> _What this task involves_
Using the records below, give the number of lines where the word "icon" appears, with no further output.

> _Data to process_
'''

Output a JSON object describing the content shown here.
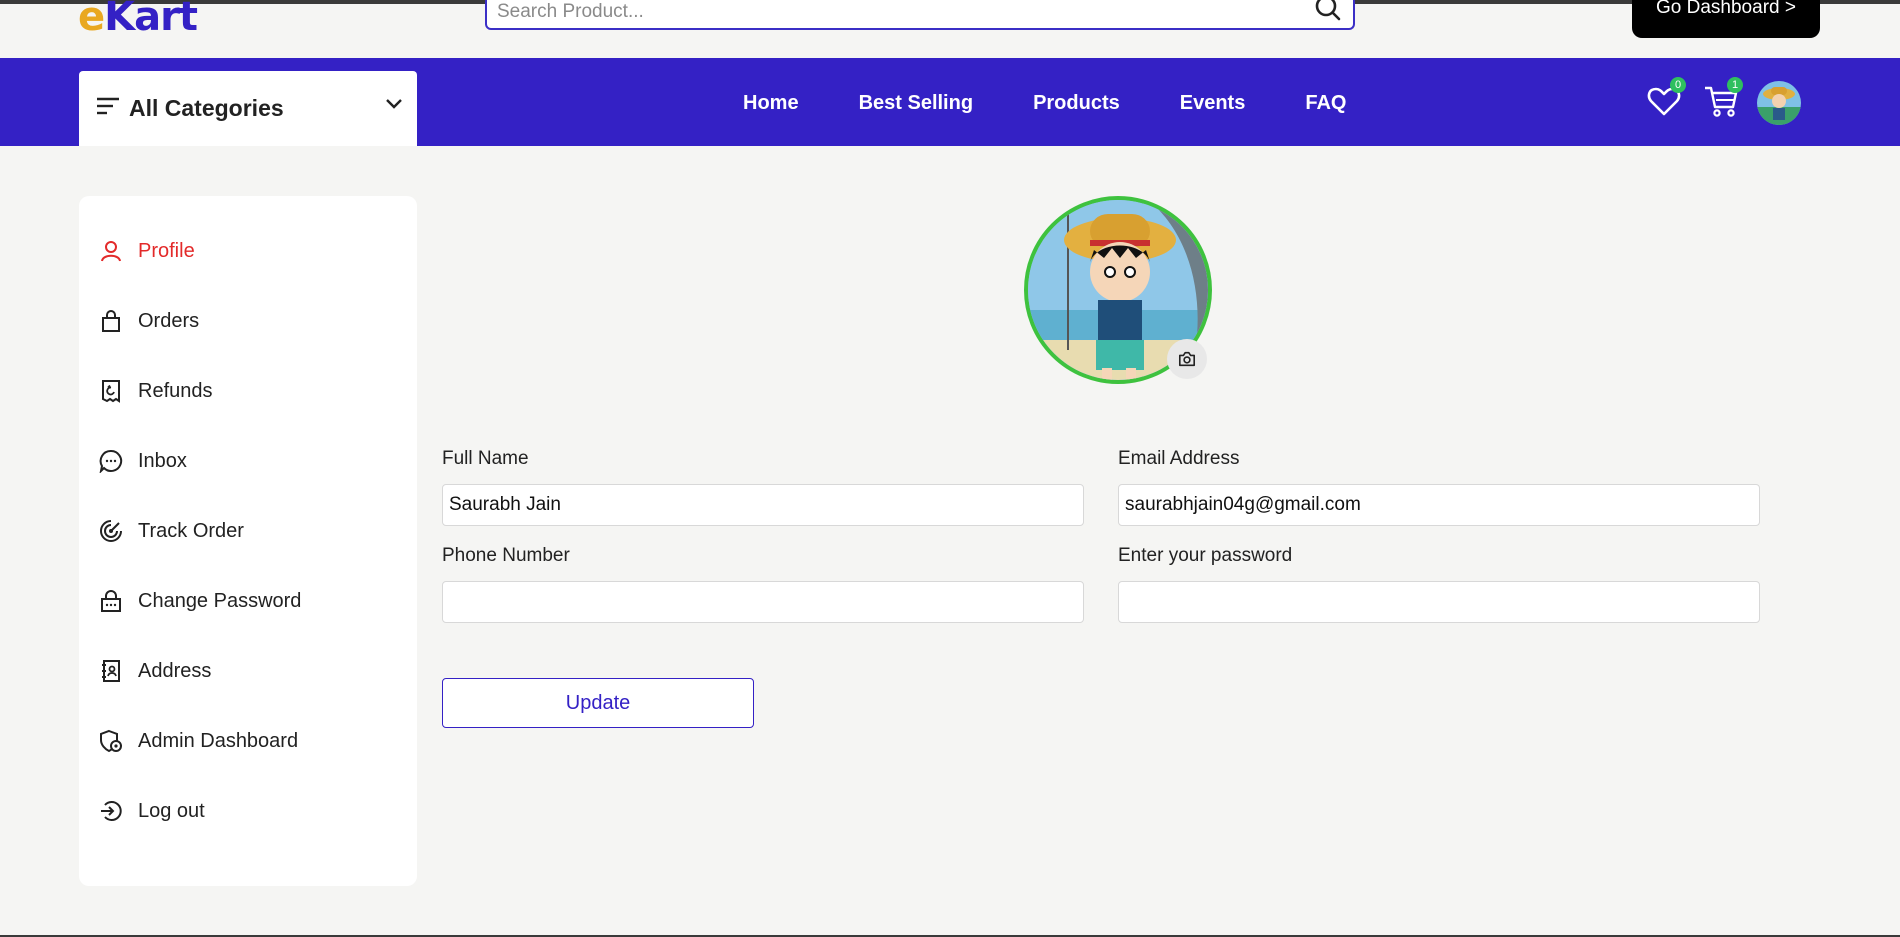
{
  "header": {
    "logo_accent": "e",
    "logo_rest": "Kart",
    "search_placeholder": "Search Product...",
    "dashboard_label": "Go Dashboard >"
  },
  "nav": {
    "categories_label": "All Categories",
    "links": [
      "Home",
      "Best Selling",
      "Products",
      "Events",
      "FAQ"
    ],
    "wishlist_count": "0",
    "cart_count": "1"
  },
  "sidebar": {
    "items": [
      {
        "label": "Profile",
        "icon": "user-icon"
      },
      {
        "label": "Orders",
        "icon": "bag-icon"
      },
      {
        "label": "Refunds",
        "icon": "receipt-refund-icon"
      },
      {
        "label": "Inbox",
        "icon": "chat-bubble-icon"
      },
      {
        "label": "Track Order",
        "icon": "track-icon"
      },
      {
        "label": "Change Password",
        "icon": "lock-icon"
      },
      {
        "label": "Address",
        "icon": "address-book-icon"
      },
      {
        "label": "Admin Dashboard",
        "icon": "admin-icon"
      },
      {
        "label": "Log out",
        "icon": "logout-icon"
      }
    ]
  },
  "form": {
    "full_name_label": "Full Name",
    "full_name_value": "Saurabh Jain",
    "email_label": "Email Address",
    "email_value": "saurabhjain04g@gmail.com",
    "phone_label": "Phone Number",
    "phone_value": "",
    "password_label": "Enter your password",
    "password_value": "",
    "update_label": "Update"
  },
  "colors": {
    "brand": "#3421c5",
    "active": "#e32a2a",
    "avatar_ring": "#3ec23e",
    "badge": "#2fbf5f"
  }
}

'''

> _Exercise response_
9